§ **Directions**
Return, from the lines below, each one that includes the word "text".

━━━━━ Supplied material

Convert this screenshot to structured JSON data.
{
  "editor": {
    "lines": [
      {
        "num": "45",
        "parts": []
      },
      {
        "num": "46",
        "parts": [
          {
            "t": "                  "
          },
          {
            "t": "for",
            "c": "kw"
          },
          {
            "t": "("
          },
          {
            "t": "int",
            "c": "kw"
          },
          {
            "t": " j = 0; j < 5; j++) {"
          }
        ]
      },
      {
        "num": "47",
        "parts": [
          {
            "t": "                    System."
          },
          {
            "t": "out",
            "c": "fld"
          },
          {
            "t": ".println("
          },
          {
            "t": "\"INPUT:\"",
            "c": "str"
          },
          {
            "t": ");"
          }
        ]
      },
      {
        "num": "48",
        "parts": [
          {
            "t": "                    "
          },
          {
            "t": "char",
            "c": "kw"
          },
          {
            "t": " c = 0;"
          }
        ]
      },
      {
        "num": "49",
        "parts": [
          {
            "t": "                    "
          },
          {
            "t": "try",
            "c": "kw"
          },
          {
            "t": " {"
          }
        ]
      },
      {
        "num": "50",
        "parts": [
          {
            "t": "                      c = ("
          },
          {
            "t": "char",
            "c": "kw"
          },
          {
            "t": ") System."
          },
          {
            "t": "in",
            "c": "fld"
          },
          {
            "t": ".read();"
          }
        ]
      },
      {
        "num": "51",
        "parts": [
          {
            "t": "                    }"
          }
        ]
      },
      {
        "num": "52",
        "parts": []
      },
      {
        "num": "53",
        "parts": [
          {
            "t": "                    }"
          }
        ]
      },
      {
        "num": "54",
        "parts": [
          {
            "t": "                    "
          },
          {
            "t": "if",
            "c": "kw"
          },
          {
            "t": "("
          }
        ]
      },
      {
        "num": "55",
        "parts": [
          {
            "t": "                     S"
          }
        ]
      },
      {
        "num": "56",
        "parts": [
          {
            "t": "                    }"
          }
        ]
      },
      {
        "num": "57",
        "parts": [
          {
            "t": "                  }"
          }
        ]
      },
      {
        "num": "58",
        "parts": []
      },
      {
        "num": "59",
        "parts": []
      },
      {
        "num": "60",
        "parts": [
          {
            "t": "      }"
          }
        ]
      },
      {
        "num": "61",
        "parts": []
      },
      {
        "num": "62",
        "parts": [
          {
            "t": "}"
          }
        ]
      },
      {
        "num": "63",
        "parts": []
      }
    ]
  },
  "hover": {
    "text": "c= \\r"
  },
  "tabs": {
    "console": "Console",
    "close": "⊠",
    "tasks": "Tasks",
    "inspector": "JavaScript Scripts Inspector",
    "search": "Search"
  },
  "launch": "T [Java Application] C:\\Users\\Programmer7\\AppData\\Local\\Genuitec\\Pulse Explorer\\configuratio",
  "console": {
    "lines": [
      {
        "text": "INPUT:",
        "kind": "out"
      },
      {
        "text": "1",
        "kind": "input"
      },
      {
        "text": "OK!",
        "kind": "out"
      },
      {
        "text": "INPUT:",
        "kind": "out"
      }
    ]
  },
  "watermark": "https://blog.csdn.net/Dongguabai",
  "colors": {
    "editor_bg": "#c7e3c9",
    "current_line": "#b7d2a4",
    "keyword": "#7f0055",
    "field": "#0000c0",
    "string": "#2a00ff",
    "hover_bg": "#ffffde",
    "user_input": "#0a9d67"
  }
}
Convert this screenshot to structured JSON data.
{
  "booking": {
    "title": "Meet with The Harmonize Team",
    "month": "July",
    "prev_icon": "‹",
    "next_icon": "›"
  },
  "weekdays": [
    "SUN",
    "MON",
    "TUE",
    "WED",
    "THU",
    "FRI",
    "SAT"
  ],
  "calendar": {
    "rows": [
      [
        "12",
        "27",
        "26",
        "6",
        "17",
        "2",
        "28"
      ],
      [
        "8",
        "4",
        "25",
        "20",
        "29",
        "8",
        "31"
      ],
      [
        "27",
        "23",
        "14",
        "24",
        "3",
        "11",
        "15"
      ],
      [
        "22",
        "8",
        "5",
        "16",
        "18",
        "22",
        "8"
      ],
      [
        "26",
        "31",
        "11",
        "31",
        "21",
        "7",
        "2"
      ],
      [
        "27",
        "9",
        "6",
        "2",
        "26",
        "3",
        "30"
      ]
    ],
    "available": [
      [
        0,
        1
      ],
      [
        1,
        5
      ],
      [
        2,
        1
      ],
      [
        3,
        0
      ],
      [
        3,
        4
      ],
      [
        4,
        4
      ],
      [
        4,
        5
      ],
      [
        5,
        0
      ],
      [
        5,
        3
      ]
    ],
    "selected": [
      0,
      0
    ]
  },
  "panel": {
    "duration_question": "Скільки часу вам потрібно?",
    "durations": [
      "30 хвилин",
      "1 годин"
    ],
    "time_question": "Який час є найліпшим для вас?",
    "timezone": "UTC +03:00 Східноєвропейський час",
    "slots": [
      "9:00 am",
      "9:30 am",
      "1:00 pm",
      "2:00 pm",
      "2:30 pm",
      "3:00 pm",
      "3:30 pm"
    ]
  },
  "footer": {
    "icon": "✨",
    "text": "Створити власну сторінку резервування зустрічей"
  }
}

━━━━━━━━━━

§ **Final answer**
    "text": "c= \\r"
        "text": "INPUT:",
        "text": "1",
        "text": "OK!",
        "text": "INPUT:",
    "text": "Створити власну сторінку резервування зустрічей"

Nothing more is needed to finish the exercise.